(Available data begins)

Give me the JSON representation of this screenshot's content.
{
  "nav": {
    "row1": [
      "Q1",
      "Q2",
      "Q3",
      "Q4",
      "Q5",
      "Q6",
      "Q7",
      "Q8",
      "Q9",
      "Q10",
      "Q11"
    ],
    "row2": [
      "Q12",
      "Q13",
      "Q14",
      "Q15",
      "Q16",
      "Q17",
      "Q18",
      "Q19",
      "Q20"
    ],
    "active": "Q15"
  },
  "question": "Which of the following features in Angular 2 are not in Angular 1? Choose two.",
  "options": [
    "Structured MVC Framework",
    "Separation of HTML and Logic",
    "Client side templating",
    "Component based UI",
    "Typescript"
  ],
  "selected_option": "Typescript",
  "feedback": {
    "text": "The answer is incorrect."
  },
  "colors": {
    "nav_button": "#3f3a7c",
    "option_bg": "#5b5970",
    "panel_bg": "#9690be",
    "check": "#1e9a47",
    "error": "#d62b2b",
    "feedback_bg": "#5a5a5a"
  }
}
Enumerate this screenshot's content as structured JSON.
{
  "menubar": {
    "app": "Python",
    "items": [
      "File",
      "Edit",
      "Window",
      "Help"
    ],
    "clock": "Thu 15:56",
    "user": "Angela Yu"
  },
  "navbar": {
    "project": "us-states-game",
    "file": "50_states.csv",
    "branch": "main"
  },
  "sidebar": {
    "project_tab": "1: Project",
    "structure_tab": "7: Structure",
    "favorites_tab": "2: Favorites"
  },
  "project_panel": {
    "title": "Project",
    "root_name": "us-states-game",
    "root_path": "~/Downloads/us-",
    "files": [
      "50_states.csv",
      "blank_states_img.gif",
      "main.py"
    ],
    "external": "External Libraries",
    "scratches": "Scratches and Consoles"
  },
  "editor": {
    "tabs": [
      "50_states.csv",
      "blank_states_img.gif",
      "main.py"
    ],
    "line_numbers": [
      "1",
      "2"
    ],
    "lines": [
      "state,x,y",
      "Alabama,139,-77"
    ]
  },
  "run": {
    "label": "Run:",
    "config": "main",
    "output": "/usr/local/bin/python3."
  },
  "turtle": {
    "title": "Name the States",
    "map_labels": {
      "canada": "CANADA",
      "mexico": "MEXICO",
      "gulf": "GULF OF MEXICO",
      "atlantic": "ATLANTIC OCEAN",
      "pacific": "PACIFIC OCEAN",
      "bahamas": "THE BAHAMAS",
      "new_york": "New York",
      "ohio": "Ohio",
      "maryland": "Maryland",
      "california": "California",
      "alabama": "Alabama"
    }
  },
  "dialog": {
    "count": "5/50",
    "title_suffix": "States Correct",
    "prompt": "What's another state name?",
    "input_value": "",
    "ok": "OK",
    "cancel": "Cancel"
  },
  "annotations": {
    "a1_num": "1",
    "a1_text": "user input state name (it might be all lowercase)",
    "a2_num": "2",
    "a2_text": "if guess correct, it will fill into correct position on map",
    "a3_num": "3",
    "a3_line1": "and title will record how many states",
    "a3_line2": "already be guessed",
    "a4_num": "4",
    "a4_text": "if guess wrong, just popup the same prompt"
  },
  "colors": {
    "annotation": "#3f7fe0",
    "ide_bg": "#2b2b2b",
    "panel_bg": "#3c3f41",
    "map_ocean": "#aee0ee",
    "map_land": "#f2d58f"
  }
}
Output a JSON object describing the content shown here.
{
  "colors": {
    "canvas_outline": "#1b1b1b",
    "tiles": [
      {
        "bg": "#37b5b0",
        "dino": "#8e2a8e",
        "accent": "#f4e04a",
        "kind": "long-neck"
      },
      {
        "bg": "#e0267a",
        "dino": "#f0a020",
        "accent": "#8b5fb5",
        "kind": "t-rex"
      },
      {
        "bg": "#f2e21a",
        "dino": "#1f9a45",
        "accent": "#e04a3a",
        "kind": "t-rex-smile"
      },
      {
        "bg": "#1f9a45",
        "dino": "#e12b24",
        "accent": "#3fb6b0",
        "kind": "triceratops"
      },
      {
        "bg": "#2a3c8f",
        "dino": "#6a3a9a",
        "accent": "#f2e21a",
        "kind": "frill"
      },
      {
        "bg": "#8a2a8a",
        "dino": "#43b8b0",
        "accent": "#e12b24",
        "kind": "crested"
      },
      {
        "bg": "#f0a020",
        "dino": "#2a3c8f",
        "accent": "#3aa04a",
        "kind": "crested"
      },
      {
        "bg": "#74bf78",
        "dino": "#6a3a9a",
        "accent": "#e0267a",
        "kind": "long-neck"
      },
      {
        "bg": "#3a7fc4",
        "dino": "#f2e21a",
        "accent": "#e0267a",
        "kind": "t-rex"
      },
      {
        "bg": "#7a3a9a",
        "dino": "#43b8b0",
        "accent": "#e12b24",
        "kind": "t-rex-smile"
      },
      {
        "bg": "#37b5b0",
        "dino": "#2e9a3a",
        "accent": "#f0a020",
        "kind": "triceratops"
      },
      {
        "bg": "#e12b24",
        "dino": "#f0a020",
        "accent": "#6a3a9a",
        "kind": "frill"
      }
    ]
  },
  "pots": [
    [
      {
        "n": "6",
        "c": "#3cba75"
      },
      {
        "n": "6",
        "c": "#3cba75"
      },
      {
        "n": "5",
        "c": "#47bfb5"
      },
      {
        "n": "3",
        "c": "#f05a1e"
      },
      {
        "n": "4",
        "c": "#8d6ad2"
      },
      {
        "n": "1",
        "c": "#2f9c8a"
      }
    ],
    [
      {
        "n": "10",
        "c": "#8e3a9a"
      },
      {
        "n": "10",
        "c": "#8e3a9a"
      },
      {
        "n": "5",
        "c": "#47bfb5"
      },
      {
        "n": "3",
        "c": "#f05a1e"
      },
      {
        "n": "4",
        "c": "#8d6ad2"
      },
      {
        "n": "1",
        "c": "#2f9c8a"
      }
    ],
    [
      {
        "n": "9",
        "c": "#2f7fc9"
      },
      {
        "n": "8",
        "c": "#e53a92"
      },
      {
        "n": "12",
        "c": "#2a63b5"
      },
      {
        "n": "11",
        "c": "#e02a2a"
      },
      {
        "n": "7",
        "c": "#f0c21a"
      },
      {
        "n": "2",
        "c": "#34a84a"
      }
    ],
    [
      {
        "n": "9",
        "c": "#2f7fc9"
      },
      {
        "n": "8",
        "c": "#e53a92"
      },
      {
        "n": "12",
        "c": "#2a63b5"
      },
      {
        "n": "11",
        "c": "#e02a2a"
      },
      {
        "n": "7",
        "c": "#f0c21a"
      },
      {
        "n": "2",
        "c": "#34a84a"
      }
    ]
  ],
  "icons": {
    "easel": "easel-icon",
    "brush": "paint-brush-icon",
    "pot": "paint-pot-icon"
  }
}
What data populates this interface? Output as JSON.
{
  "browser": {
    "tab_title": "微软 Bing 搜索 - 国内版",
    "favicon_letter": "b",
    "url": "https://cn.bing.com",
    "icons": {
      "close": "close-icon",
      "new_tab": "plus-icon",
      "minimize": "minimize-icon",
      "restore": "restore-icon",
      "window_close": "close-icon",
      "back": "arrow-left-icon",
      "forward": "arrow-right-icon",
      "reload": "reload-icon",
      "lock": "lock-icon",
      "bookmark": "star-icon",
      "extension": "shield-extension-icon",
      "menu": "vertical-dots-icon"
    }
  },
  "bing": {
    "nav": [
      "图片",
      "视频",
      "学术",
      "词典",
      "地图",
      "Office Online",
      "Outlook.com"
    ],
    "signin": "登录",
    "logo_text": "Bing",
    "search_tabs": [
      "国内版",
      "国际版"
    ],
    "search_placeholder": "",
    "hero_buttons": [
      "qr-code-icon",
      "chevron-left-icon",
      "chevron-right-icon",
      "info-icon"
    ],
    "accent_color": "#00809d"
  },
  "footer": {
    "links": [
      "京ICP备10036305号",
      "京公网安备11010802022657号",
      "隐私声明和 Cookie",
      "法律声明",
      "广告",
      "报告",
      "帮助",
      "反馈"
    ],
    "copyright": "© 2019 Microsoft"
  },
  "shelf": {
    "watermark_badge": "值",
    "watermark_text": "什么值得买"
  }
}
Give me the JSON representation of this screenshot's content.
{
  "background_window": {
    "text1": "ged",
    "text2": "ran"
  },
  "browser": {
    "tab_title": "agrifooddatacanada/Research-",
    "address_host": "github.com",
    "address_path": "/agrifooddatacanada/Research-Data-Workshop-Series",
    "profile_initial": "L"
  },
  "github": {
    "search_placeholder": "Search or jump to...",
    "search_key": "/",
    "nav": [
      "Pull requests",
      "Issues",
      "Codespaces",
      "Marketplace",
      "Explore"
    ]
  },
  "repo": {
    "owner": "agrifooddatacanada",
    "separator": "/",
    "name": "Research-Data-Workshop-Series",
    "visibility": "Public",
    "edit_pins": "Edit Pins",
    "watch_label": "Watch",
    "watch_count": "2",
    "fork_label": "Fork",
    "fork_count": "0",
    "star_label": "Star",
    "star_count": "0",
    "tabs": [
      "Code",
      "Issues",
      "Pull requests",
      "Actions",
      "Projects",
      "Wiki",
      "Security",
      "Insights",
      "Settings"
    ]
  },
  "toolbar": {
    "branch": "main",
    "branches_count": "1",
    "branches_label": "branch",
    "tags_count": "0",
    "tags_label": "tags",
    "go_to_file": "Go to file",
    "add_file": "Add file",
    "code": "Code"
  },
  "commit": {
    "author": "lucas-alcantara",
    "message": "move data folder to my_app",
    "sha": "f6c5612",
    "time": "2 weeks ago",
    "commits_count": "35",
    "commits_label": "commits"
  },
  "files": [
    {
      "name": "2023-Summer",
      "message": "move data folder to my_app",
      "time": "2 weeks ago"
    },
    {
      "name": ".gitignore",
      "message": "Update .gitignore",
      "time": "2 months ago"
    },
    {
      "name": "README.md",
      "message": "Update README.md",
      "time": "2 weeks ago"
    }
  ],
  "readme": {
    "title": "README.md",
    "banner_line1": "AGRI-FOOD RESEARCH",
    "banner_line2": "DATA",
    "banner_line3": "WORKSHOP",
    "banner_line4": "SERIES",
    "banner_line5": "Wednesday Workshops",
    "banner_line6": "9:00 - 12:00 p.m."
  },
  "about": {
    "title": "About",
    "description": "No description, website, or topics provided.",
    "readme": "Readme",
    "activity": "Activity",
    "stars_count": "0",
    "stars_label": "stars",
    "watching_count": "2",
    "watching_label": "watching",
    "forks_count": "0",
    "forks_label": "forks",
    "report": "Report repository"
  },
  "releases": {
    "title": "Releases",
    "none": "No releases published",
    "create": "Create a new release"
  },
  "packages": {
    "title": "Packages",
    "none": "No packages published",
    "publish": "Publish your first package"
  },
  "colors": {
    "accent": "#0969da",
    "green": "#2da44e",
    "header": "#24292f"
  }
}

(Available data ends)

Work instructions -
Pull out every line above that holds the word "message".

Task result -
    "message": "move data folder to my_app",
      "message": "move data folder to my_app",
      "message": "Update .gitignore",
      "message": "Update README.md",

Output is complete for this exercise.